- **Work request**
State, as one number, how many lines in these records hold "icon".

[Data extracted from a collection]
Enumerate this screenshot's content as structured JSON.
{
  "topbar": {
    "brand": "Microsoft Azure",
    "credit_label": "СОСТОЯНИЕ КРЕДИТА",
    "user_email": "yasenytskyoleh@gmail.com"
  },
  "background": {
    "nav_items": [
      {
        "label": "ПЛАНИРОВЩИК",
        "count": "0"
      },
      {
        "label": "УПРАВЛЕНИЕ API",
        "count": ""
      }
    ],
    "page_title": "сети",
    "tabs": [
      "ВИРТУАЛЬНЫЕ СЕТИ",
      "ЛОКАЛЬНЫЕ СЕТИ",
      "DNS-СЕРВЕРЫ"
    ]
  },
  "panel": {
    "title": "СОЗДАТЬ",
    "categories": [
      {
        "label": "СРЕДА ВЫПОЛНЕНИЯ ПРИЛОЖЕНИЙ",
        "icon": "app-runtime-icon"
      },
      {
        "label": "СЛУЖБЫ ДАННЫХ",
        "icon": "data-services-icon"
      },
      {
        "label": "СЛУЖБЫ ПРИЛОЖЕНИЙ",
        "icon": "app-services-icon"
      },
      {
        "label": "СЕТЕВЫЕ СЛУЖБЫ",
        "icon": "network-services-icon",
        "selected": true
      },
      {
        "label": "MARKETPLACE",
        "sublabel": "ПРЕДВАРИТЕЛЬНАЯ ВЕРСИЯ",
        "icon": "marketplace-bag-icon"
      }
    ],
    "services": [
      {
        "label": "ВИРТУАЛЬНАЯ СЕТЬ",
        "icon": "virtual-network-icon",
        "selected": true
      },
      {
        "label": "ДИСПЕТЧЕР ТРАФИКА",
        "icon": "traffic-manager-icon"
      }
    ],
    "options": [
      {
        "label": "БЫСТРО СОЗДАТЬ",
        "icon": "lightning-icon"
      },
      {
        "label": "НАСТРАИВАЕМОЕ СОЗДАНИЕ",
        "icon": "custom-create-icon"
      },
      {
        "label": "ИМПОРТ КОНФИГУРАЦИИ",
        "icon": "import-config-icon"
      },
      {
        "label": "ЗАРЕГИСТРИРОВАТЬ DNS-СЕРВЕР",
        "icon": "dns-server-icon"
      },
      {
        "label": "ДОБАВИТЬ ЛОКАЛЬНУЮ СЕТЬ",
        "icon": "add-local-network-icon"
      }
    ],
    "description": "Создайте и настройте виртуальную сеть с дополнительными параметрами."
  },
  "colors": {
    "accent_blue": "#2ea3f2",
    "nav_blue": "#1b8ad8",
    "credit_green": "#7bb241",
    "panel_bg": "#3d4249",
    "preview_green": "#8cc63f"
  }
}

- **Written solution**
12